To cope with her sadness, Ms. Xuyen threw herself into work and took part in social activities during her free time.
 
By the time she was 35, Ms. Xuyen was a long-standing and well-respected member of the community. She had earned the trust and admiration of other local farmers and was selected as chairwoman of the commune farmers’ association. Five years later, she was elected chairwoman of the commune women’s union.
 
In her leadership roles, Ms. Xuyen spent many years working closely with other poor women and their families. Having come from a difficult background herself, she could empathize with them, and wanted to help relieve their struggles.
 
The women’s union began offering small loans to poor families who wanted to start their own businesses, but as Ms. Xuyen began speaking to people interested in the program, she found that many women were illiterate.
 
Realizing that the loans would do little to help the women start businesses if they couldn’t read or write, Ms. Xuyen pledged to educate the women first. Once they were literate, then they could focus on finding jobs and starting businesses.  
 
Each day, she and other union members would go to illiterate women’s houses and encourage them to attend reading and writing classes taught by herself and other women.
 
Ms. Xuyen said, “At the beginning, it was very difficult to hold classes because the women didn’t want to go and we couldn’t find a teacher.”
 
“After patiently convincing them, 12 finally agreed to come to the class and all of them eventually learned how to read and write,” she said.
 
Despite her focus on improving the lives of others, Ms. Xuyen always strived to improve her own knowledge as well. After working and teaching during the day, she would prepare dinner for her children at home before attending a continuing education class in the inner city at night.
 
At almost 50 years old, Ms. Xuyen completed her education program as well as an intermediate politics program.  

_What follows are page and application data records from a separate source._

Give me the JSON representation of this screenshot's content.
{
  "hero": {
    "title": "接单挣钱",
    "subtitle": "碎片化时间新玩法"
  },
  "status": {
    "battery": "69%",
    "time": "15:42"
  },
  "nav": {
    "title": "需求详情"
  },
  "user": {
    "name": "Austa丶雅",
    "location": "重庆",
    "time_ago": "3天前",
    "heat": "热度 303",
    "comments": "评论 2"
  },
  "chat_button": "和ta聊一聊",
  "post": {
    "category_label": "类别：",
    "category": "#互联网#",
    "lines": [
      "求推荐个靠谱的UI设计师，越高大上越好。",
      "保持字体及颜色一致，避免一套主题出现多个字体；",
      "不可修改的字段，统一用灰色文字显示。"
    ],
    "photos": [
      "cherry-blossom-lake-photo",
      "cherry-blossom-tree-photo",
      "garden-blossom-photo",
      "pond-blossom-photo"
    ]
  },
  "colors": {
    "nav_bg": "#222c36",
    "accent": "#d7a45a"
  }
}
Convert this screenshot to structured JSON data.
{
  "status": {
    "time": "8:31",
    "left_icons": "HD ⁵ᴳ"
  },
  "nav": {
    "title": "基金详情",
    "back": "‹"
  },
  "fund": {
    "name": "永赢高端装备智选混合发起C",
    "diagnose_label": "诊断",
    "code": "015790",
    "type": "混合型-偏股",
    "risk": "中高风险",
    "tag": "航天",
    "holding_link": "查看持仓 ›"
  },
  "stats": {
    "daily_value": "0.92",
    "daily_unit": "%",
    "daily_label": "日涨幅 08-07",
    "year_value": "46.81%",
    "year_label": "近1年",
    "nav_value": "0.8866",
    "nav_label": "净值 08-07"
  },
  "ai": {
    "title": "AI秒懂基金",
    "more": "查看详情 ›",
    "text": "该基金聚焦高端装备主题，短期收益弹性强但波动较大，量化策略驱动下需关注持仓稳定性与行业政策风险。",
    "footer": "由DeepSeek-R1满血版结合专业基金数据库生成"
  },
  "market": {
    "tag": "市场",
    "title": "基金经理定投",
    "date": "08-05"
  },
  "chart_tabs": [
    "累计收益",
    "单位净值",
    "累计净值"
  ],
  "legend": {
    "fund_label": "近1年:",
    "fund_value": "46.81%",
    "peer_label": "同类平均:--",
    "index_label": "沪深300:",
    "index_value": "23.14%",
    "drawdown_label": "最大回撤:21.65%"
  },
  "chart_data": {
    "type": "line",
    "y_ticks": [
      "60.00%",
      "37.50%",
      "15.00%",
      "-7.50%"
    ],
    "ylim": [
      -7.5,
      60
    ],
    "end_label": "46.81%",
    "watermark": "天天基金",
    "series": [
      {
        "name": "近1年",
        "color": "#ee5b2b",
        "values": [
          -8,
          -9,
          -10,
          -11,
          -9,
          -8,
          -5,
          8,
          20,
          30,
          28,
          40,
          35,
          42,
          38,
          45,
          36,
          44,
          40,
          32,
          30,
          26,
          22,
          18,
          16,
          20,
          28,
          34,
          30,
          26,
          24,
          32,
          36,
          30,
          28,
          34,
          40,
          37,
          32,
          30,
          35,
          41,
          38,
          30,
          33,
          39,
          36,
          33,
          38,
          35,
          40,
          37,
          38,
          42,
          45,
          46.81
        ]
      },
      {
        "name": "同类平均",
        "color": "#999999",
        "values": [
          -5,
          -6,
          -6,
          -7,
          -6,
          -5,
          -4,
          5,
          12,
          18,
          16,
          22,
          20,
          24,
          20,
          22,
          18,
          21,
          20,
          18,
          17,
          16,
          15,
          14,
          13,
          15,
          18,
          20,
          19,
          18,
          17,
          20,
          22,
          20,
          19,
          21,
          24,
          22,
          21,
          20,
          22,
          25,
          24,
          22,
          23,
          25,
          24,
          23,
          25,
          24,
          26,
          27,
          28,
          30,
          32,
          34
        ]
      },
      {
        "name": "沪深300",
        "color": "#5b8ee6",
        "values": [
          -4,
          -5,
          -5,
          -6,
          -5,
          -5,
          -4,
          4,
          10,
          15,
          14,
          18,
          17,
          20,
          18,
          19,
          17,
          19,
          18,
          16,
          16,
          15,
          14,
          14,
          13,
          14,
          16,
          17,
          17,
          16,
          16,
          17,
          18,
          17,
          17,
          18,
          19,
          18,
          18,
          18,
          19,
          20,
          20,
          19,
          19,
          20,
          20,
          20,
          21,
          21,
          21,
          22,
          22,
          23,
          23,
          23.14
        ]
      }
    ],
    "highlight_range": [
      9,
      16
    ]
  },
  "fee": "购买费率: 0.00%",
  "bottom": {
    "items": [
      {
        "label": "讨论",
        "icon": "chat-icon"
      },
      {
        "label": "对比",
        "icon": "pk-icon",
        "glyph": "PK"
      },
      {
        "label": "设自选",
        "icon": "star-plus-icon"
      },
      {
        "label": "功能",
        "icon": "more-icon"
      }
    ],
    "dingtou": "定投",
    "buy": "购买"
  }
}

Working with her whole heart
 
Wanting to do more for poor, unemployed women and their families, Ms. Xuyen decided to launch a zero-interest loan program for 40 women to start their own businesses.
 
Though the loans are only VND2 million (US$105) each, it has helped many women open small eateries and earn enough money to cover their families’ daily expenses.
 
“In carrying out the union’s social activities, we have to be patient and have a good heart,” said Ms. Xuyen.
 
Ms. Xuyen has also found jobs for 250 local women.
 
She said she hopes her own story will inspire others who have faced hardship to take on similar social work and make a difference in their communities.

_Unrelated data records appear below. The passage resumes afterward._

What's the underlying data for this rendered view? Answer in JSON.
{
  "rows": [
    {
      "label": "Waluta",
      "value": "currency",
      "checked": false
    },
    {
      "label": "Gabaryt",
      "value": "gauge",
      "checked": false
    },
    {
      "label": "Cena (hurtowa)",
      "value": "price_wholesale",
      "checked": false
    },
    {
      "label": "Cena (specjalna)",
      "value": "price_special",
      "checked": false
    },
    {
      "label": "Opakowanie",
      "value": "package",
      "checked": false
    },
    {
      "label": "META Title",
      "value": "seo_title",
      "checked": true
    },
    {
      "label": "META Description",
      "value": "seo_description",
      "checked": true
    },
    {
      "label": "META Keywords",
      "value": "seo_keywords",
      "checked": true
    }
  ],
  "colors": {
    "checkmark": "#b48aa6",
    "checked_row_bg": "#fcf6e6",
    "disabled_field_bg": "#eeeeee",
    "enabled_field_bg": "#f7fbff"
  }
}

Source: SGGP Bookmark & Share

State Bank denies rumor of helping commercial banks

In Vietnam Banking Finance on December 16, 2009 at 10:40 am









The State Bank of Vietnam (SBV) on December 15 denied a rumor of pumping VND30 trillion into commercial banks to fortify liquidity as it was applying measures to limit credit growth in order to control inflation.


On the stock market, the rumor prompted investors to increase buying. Banking shares hit the ceiling of their regulated daily trading bands with high liquidity.


Governor Nguyen Van Giau said the State Bank encouraged competition among commercial banks, adding that the banks should set interest rates in line with their capabilities.


Earlier, a rumor that SBV would tighten monetary policy, increase compulsory reserves, and issue VND1 million bank notes, caused an immediate slump on Vietnam’s stock market December 2.


Bank officials denied the rumor.


Source: SGGP Bookmark & Share

ADB, Australia continue helping Laos reduce poverty

In Uncategorized on November 18, 2008 at 1:36 pm

Vientiane (VNA) – The Asian Development Bank and the Australian government have decided to extend non-refundable aid worth about 17 million USD to help Laos develop its tourist industry and to reduce poverty in the country.

An agreement underscoring the aid was signed late last week in Vientiane.

Accordingly, the Australian government agreed to inject 10 million AUD (roughly 7 million USD) into the poverty reduction programme, scheduled to be implemented during 2008-2011.

The ADB has contributed 10 million USD to the second phase of a sustainable tourism development programme in the Sub-Mekong region. This phase will be carried out in the Lao capital of Vientiane, as well as the provinces of Bokeo, Luang Namtha and Savannakhet.-